Why buy in a golf course community if you don't play golf?
Have you ever noticed that most golf course communities seem to have a lot of residents with little or no interest in playing golf? In fact, that describes us when we purchased our first home - a townhome in Crofton, Maryland, just blocks from the fairways of Crofton Country Club.
Thinking back to that home-buying experience, I have to admit that my husband and I were seduced by the professionally furnished builder's model home, rather than the golf course or even the manicured open space in the community. Our second home was in the same neighborhood but, again, Crofton's golf course did not factor into our home-buying decision - that move was motivated by our desire to have a yard for our growing sons, without leaving the community where we had begun to establish roots.
Then I became a real estate agent, and things changed.

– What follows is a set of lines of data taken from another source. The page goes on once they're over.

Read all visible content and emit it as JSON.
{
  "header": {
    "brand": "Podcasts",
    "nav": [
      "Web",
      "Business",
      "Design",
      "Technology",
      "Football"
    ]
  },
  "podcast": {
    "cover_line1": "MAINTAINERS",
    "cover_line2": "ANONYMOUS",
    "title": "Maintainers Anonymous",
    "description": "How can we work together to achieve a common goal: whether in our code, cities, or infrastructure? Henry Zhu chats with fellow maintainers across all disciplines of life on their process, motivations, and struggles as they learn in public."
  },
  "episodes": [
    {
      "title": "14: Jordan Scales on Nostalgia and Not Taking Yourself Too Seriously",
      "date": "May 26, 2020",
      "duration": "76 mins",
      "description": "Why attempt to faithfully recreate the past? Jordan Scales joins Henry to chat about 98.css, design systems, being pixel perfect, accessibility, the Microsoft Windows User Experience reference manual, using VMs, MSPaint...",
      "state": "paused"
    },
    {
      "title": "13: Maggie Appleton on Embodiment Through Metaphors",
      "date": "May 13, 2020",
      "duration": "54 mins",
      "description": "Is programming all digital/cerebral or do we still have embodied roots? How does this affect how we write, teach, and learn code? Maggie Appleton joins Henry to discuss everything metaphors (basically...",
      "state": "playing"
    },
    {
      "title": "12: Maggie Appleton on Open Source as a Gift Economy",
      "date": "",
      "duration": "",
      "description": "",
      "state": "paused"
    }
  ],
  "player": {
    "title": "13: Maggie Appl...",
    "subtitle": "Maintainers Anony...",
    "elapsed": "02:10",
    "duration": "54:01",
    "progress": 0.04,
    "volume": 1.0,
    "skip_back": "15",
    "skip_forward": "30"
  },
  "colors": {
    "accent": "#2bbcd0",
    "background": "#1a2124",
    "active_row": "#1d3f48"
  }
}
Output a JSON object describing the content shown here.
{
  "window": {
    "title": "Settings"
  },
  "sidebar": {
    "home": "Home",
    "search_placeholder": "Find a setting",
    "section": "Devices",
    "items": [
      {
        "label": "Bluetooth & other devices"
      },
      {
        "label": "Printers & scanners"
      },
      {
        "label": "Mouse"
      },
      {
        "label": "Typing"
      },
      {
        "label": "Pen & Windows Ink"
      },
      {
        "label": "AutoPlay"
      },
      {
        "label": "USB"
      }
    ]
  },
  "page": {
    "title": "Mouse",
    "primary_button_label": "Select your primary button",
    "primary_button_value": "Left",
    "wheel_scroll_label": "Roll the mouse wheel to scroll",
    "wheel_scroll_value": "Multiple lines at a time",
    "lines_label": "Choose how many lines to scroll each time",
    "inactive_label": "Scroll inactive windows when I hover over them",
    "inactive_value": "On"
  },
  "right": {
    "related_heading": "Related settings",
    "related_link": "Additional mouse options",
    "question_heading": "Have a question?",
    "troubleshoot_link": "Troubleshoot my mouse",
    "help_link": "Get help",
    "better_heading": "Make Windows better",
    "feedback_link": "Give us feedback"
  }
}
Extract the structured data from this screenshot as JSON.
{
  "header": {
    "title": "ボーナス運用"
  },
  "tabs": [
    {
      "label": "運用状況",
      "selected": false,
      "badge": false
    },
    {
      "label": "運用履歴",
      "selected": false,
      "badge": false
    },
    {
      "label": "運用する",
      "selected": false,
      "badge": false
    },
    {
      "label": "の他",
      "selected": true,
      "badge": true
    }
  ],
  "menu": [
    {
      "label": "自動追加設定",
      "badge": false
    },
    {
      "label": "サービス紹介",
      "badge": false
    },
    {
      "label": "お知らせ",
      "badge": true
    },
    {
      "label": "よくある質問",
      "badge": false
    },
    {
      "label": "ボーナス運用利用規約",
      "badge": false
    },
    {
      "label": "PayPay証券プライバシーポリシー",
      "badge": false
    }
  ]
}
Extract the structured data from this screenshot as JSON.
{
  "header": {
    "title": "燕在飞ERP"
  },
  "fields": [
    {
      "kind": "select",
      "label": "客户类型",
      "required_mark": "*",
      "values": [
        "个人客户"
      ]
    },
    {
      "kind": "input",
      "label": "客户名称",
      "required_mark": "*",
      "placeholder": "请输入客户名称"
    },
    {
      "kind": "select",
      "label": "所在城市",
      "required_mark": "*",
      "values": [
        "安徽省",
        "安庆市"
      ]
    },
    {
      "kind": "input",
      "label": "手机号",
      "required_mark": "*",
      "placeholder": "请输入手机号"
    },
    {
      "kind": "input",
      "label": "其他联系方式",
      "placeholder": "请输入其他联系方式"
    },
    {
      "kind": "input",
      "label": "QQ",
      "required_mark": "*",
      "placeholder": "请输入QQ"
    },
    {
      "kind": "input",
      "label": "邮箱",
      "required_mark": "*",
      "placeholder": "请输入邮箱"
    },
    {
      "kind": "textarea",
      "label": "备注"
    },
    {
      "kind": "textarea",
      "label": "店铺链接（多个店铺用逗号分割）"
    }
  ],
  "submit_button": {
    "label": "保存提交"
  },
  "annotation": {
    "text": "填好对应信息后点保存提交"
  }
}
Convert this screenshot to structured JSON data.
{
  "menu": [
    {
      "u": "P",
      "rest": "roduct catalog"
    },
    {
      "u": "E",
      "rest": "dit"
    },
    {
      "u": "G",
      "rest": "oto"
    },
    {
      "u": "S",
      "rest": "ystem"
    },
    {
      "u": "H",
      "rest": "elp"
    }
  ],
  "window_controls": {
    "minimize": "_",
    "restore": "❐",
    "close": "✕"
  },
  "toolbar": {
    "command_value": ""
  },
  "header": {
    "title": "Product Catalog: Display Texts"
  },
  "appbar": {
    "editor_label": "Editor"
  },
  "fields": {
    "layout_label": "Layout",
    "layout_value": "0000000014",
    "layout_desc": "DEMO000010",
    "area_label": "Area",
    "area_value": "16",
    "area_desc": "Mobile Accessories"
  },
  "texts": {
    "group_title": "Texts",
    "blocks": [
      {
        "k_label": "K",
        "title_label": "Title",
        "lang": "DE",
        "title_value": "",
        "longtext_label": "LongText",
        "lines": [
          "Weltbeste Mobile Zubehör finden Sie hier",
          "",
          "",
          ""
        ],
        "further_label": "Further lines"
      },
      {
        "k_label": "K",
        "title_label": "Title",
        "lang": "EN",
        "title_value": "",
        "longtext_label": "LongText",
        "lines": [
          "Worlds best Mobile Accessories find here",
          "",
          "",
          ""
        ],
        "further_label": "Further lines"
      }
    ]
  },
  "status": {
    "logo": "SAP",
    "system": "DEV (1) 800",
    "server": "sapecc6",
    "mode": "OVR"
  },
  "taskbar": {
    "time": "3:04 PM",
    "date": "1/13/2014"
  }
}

I quickly realized that many Crofton home buyers were, in fact, motivated to buy in the community because of the golf course - golfers and non-golfers alike. Homes backing to the golf course had premium prices because they were in high demand. In fact, I recently asked in a Facebook post "Why do non-golfers buy in a golf course community?" and nearly everyone who commented said "green space." (Others said it's so pretty... it was hard to find a nice planned community without a golf course... there are a lot of other things to do.)
When we purchased our third home, near Charleston, S.C., we chose a lot overlooking the 9th fairway of the golf course at Kings Grant, and beyond that another fairway, the Ashley River, and rice paddies in the distance. Talk about green space... What a view! That green space was our motive for choosing that home and community. It was here that our boys, ages four and six, were introduced to golf by riding in the golf cart with us when Larry decided to try out those golf clubs he had received as a graduation gift a few years earlier and I dusted off the clubs my grandfather bought for me when I was nine years old.
That experience was another life-changer because our boys became avid junior golfers when we returned to Maryland, literally running home from school to get their golf clubs and go to practice at Crofton Country Club. They traveled across the country as teenagers to compete in national level junior golf tournaments against the nation's top juniors, some of them now playing on the PGA Tour, on famous golf courses that most people only see on television. And they both received golf scholarships to college.
It was almost a lucky accident that we lived in golf course communities for over forty years, but it was a very intentional decision when we recently purchased a home in Millsboro, Delaware. In fact, we are very excited about the option to purchase a deeded interest in the golf course at Plantation Lakes, for several reasons - with these three topping our list:
1. If community residents have a vested interest in the golf course, it is more likely to remain financially viable.
2. A deeded interest in the golf course will likely come with some privileges that won't be available to daily or even annual users of the golf course. And there's no up-front investment required!
3. A deeded interest will convey with the property, potentially enhancing the value (or at least the salability) of this home over another similar home in the community without this option.
To be perfectly fair, however, this third item could just as easily be a negative in future resale if the deeded interest comes with any ongoing fee that obligates a future owner to pay more for owning this home than another similar home in the community.
If you're a non-golfer living in a golf course community...
Don't take that manicured open space for granted!
If we still lived in our South Carolina home, our view of the 9th fairway and beyond would now be a view of overgrown brush because that golf course - along with the club house, swimming pool, and tennis courts - closed in 2005. Efforts by an investor to develop some of the property failed in 2008 and the lender decided in 2012 to foreclose. Home values in the community plummeted and many went to foreclosure. Nearly every street had multiple boarded up homes when my daughter drove around the community about 2 years ago.
The golfers simply moved on to play at other golf courses in the area. The homeowners who purchased in Kings Grant for the green space, however, suffered immensely from the closing of this golf course. They lost the manicured open space, other amenities became eyesores, and many of them lost their homes and good credit.
Even if you're a non-golfer, you don't want that beautiful manicured open space in your community to become abandoned and overgrown or developed with streets and additional housing or even commercial facilities. In fact, I read about one golf course in Florida that was turned into a cemetery.
Golf course closings have outpaced golf course openings by more than 10-1 in the past 10 years, so please do whatever you can to support community leaders or the developer if they ask for your support.
The beautiful green space that initially attracted you to your home may depend on it!
Photos: Crofton Country Club. By Margaret Woda. All rights reserved